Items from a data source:
____________

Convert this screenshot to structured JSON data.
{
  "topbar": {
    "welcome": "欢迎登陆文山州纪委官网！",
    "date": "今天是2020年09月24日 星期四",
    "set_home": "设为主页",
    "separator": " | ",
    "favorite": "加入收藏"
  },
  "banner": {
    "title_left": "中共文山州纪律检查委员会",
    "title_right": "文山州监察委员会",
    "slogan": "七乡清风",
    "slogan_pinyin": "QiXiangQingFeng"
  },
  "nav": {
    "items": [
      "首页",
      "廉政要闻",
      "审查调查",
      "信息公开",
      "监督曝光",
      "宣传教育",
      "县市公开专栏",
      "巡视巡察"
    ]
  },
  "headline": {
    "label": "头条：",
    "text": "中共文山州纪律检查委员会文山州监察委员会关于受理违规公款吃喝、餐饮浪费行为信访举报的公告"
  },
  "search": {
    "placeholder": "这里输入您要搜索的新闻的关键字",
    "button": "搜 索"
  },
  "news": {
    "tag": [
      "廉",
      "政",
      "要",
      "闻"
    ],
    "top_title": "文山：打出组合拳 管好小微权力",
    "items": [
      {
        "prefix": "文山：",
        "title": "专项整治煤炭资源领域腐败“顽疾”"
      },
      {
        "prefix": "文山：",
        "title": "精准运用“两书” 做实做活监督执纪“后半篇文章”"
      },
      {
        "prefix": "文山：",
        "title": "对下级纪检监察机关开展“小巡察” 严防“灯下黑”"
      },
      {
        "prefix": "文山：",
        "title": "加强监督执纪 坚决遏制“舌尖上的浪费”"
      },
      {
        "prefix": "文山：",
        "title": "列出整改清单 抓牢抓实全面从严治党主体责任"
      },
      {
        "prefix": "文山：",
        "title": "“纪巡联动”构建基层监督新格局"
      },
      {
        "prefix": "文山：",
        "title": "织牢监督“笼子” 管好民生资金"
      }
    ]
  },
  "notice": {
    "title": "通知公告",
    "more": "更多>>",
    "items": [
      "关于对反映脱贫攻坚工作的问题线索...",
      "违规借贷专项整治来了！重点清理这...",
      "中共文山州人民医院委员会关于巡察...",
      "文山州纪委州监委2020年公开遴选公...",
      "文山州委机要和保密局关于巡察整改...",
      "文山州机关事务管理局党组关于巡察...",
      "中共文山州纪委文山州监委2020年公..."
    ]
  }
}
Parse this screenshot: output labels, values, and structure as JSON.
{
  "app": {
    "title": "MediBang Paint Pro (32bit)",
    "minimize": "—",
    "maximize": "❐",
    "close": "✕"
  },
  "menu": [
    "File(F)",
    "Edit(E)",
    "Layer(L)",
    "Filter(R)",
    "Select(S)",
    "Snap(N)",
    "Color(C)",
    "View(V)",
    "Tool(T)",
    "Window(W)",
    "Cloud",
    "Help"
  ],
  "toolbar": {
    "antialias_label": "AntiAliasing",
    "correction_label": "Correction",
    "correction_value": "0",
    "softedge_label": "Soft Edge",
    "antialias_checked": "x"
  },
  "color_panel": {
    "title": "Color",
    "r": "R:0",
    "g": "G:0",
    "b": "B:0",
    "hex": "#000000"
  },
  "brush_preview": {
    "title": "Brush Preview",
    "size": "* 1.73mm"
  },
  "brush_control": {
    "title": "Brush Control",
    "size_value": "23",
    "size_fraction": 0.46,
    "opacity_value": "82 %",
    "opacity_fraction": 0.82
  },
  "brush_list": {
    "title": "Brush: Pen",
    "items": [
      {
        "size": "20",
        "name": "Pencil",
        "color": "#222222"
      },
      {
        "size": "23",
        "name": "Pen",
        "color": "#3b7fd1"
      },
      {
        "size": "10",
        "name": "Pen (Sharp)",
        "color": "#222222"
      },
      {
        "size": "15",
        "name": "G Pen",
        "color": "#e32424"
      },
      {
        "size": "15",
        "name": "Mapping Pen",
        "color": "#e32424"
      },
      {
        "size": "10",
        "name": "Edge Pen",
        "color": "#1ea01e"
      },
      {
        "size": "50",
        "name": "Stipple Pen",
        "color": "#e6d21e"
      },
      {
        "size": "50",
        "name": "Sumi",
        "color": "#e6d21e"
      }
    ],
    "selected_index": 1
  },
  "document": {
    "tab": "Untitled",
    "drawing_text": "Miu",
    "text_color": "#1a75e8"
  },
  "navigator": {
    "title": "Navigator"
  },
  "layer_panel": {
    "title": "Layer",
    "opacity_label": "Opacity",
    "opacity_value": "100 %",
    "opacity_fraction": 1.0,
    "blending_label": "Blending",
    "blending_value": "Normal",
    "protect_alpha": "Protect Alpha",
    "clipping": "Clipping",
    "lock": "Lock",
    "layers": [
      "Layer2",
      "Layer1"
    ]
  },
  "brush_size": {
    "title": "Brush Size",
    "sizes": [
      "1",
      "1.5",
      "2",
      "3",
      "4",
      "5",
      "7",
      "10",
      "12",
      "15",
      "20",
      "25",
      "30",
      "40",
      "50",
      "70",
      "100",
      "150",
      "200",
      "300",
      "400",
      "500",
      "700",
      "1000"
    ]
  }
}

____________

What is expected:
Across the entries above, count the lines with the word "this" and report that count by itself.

Response to the task:
2